**What is being asked**
What you give back must match the records below word for word.

**Extracted records**
#####

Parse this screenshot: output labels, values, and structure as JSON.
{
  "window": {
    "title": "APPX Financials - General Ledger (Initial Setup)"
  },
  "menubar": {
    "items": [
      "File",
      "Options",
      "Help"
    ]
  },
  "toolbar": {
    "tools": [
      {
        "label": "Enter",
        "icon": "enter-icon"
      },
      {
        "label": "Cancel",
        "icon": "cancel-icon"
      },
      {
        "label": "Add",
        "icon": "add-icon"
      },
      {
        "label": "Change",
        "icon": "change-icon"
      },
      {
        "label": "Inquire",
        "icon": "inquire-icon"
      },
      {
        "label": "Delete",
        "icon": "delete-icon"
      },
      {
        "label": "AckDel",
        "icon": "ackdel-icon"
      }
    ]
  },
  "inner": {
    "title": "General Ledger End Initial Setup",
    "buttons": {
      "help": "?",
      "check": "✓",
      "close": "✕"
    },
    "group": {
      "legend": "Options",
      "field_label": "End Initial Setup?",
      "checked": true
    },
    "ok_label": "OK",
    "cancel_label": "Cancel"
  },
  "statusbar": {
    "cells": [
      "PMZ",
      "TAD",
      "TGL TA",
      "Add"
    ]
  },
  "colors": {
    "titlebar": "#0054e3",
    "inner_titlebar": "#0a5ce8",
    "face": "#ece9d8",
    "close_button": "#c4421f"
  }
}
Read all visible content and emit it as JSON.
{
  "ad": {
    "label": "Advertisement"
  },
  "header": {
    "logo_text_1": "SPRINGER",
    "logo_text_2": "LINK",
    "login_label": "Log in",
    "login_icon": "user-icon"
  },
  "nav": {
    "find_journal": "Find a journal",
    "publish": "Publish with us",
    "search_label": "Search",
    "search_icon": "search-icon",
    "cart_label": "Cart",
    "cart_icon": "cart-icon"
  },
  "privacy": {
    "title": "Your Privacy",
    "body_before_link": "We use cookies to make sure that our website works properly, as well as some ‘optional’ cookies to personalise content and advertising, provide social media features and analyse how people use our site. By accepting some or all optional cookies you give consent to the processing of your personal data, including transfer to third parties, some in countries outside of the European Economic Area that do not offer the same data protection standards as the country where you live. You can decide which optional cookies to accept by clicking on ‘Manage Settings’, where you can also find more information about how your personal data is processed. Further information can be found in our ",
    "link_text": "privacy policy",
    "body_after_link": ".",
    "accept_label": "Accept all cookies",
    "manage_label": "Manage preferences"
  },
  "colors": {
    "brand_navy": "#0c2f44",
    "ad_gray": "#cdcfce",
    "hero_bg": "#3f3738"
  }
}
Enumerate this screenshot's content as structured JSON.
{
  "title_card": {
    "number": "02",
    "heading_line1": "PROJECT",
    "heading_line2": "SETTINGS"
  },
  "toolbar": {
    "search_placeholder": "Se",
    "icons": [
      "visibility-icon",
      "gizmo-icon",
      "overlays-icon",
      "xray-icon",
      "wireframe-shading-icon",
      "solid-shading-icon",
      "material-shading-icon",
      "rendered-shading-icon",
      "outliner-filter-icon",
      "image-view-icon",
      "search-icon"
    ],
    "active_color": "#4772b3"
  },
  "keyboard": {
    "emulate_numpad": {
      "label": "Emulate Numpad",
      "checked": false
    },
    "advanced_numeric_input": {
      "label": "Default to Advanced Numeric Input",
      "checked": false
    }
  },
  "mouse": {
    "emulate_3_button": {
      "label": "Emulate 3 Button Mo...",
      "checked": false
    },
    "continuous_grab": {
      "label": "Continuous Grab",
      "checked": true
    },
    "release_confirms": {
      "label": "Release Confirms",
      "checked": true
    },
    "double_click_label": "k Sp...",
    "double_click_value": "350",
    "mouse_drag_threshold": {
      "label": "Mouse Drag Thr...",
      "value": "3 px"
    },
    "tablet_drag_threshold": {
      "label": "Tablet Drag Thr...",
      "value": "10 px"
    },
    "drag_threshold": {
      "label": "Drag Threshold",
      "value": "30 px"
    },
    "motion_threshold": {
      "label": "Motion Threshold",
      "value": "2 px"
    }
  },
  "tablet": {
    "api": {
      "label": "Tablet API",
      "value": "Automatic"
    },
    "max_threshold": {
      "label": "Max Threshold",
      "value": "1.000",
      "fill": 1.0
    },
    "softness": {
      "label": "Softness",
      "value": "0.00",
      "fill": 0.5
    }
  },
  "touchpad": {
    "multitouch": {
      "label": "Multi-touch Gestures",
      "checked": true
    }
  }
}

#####

**Expected output**
Parse this screenshot: output labels, values, and structure as JSON.
{
  "window": {
    "title": "APPX Financials - General Ledger (Initial Setup)"
  },
  "menubar": {
    "items": [
      "File",
      "Options",
      "Help"
    ]
  },
  "toolbar": {
    "tools": [
      {
        "label": "Enter",
        "icon": "enter-icon"
      },
      {
        "label": "Cancel",
        "icon": "cancel-icon"
      },
      {
        "label": "Add",
        "icon": "add-icon"
      },
      {
        "label": "Change",
        "icon": "change-icon"
      },
      {
        "label": "Inquire",
        "icon": "inquire-icon"
      },
      {
        "label": "Delete",
        "icon": "delete-icon"
      },
      {
        "label": "AckDel",
        "icon": "ackdel-icon"
      }
    ]
  },
  "inner": {
    "title": "General Ledger End Initial Setup",
    "buttons": {
      "help": "?",
      "check": "✓",
      "close": "✕"
    },
    "group": {
      "legend": "Options",
      "field_label": "End Initial Setup?",
      "checked": true
    },
    "ok_label": "OK",
    "cancel_label": "Cancel"
  },
  "statusbar": {
    "cells": [
      "PMZ",
      "TAD",
      "TGL TA",
      "Add"
    ]
  },
  "colors": {
    "titlebar": "#0054e3",
    "inner_titlebar": "#0a5ce8",
    "face": "#ece9d8",
    "close_button": "#c4421f"
  }
}
Read all visible content and emit it as JSON.
{
  "ad": {
    "label": "Advertisement"
  },
  "header": {
    "logo_text_1": "SPRINGER",
    "logo_text_2": "LINK",
    "login_label": "Log in",
    "login_icon": "user-icon"
  },
  "nav": {
    "find_journal": "Find a journal",
    "publish": "Publish with us",
    "search_label": "Search",
    "search_icon": "search-icon",
    "cart_label": "Cart",
    "cart_icon": "cart-icon"
  },
  "privacy": {
    "title": "Your Privacy",
    "body_before_link": "We use cookies to make sure that our website works properly, as well as some ‘optional’ cookies to personalise content and advertising, provide social media features and analyse how people use our site. By accepting some or all optional cookies you give consent to the processing of your personal data, including transfer to third parties, some in countries outside of the European Economic Area that do not offer the same data protection standards as the country where you live. You can decide which optional cookies to accept by clicking on ‘Manage Settings’, where you can also find more information about how your personal data is processed. Further information can be found in our ",
    "link_text": "privacy policy",
    "body_after_link": ".",
    "accept_label": "Accept all cookies",
    "manage_label": "Manage preferences"
  },
  "colors": {
    "brand_navy": "#0c2f44",
    "ad_gray": "#cdcfce",
    "hero_bg": "#3f3738"
  }
}
Enumerate this screenshot's content as structured JSON.
{
  "title_card": {
    "number": "02",
    "heading_line1": "PROJECT",
    "heading_line2": "SETTINGS"
  },
  "toolbar": {
    "search_placeholder": "Se",
    "icons": [
      "visibility-icon",
      "gizmo-icon",
      "overlays-icon",
      "xray-icon",
      "wireframe-shading-icon",
      "solid-shading-icon",
      "material-shading-icon",
      "rendered-shading-icon",
      "outliner-filter-icon",
      "image-view-icon",
      "search-icon"
    ],
    "active_color": "#4772b3"
  },
  "keyboard": {
    "emulate_numpad": {
      "label": "Emulate Numpad",
      "checked": false
    },
    "advanced_numeric_input": {
      "label": "Default to Advanced Numeric Input",
      "checked": false
    }
  },
  "mouse": {
    "emulate_3_button": {
      "label": "Emulate 3 Button Mo...",
      "checked": false
    },
    "continuous_grab": {
      "label": "Continuous Grab",
      "checked": true
    },
    "release_confirms": {
      "label": "Release Confirms",
      "checked": true
    },
    "double_click_label": "k Sp...",
    "double_click_value": "350",
    "mouse_drag_threshold": {
      "label": "Mouse Drag Thr...",
      "value": "3 px"
    },
    "tablet_drag_threshold": {
      "label": "Tablet Drag Thr...",
      "value": "10 px"
    },
    "drag_threshold": {
      "label": "Drag Threshold",
      "value": "30 px"
    },
    "motion_threshold": {
      "label": "Motion Threshold",
      "value": "2 px"
    }
  },
  "tablet": {
    "api": {
      "label": "Tablet API",
      "value": "Automatic"
    },
    "max_threshold": {
      "label": "Max Threshold",
      "value": "1.000",
      "fill": 1.0
    },
    "softness": {
      "label": "Softness",
      "value": "0.00",
      "fill": 0.5
    }
  },
  "touchpad": {
    "multitouch": {
      "label": "Multi-touch Gestures",
      "checked": true
    }
  }
}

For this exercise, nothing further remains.